[MATERIAL PROVIDED Boundary: Start]
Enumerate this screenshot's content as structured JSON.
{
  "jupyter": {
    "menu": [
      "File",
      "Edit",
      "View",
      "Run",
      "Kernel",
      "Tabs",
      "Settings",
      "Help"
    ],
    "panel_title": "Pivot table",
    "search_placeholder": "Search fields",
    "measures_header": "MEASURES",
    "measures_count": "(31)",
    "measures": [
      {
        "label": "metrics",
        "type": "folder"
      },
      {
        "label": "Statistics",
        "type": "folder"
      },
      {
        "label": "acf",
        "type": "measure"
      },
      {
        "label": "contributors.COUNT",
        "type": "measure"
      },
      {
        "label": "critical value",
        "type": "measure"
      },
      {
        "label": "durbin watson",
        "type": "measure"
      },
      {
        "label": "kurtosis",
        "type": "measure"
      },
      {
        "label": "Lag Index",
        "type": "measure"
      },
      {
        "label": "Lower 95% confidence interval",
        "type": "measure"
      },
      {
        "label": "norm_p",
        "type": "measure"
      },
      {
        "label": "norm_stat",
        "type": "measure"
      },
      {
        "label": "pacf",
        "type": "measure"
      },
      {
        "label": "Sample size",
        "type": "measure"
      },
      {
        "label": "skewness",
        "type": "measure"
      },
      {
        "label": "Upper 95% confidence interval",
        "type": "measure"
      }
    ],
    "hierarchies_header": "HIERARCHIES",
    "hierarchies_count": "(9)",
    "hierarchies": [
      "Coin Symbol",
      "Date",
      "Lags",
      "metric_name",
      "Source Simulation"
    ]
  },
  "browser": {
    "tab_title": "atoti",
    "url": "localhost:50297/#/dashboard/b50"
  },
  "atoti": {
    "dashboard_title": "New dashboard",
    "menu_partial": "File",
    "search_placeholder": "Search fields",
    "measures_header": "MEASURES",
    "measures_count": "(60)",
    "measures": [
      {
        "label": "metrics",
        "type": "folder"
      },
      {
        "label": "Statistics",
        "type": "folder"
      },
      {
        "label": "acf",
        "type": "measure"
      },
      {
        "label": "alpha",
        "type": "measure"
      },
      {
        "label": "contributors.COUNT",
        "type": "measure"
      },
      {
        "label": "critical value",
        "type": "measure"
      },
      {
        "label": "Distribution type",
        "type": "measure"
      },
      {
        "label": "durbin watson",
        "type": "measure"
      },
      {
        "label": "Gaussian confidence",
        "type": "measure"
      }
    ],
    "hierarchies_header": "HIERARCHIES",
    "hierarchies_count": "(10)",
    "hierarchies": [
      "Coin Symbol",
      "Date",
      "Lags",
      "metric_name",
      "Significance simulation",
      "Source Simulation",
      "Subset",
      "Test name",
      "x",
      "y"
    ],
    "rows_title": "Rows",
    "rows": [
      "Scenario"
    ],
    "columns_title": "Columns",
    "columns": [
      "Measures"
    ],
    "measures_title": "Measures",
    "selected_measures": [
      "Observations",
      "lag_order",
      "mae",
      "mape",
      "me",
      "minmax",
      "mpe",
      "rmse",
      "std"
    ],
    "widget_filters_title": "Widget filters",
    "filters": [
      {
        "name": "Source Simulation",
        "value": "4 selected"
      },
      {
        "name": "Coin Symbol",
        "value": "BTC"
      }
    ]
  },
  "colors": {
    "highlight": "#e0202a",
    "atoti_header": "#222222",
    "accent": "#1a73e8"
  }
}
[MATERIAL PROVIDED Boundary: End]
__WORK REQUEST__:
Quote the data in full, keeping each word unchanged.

__YOUR RESPONSE__:
Enumerate this screenshot's content as structured JSON.
{
  "jupyter": {
    "menu": [
      "File",
      "Edit",
      "View",
      "Run",
      "Kernel",
      "Tabs",
      "Settings",
      "Help"
    ],
    "panel_title": "Pivot table",
    "search_placeholder": "Search fields",
    "measures_header": "MEASURES",
    "measures_count": "(31)",
    "measures": [
      {
        "label": "metrics",
        "type": "folder"
      },
      {
        "label": "Statistics",
        "type": "folder"
      },
      {
        "label": "acf",
        "type": "measure"
      },
      {
        "label": "contributors.COUNT",
        "type": "measure"
      },
      {
        "label": "critical value",
        "type": "measure"
      },
      {
        "label": "durbin watson",
        "type": "measure"
      },
      {
        "label": "kurtosis",
        "type": "measure"
      },
      {
        "label": "Lag Index",
        "type": "measure"
      },
      {
        "label": "Lower 95% confidence interval",
        "type": "measure"
      },
      {
        "label": "norm_p",
        "type": "measure"
      },
      {
        "label": "norm_stat",
        "type": "measure"
      },
      {
        "label": "pacf",
        "type": "measure"
      },
      {
        "label": "Sample size",
        "type": "measure"
      },
      {
        "label": "skewness",
        "type": "measure"
      },
      {
        "label": "Upper 95% confidence interval",
        "type": "measure"
      }
    ],
    "hierarchies_header": "HIERARCHIES",
    "hierarchies_count": "(9)",
    "hierarchies": [
      "Coin Symbol",
      "Date",
      "Lags",
      "metric_name",
      "Source Simulation"
    ]
  },
  "browser": {
    "tab_title": "atoti",
    "url": "localhost:50297/#/dashboard/b50"
  },
  "atoti": {
    "dashboard_title": "New dashboard",
    "menu_partial": "File",
    "search_placeholder": "Search fields",
    "measures_header": "MEASURES",
    "measures_count": "(60)",
    "measures": [
      {
        "label": "metrics",
        "type": "folder"
      },
      {
        "label": "Statistics",
        "type": "folder"
      },
      {
        "label": "acf",
        "type": "measure"
      },
      {
        "label": "alpha",
        "type": "measure"
      },
      {
        "label": "contributors.COUNT",
        "type": "measure"
      },
      {
        "label": "critical value",
        "type": "measure"
      },
      {
        "label": "Distribution type",
        "type": "measure"
      },
      {
        "label": "durbin watson",
        "type": "measure"
      },
      {
        "label": "Gaussian confidence",
        "type": "measure"
      }
    ],
    "hierarchies_header": "HIERARCHIES",
    "hierarchies_count": "(10)",
    "hierarchies": [
      "Coin Symbol",
      "Date",
      "Lags",
      "metric_name",
      "Significance simulation",
      "Source Simulation",
      "Subset",
      "Test name",
      "x",
      "y"
    ],
    "rows_title": "Rows",
    "rows": [
      "Scenario"
    ],
    "columns_title": "Columns",
    "columns": [
      "Measures"
    ],
    "measures_title": "Measures",
    "selected_measures": [
      "Observations",
      "lag_order",
      "mae",
      "mape",
      "me",
      "minmax",
      "mpe",
      "rmse",
      "std"
    ],
    "widget_filters_title": "Widget filters",
    "filters": [
      {
        "name": "Source Simulation",
        "value": "4 selected"
      },
      {
        "name": "Coin Symbol",
        "value": "BTC"
      }
    ]
  },
  "colors": {
    "highlight": "#e0202a",
    "atoti_header": "#222222",
    "accent": "#1a73e8"
  }
}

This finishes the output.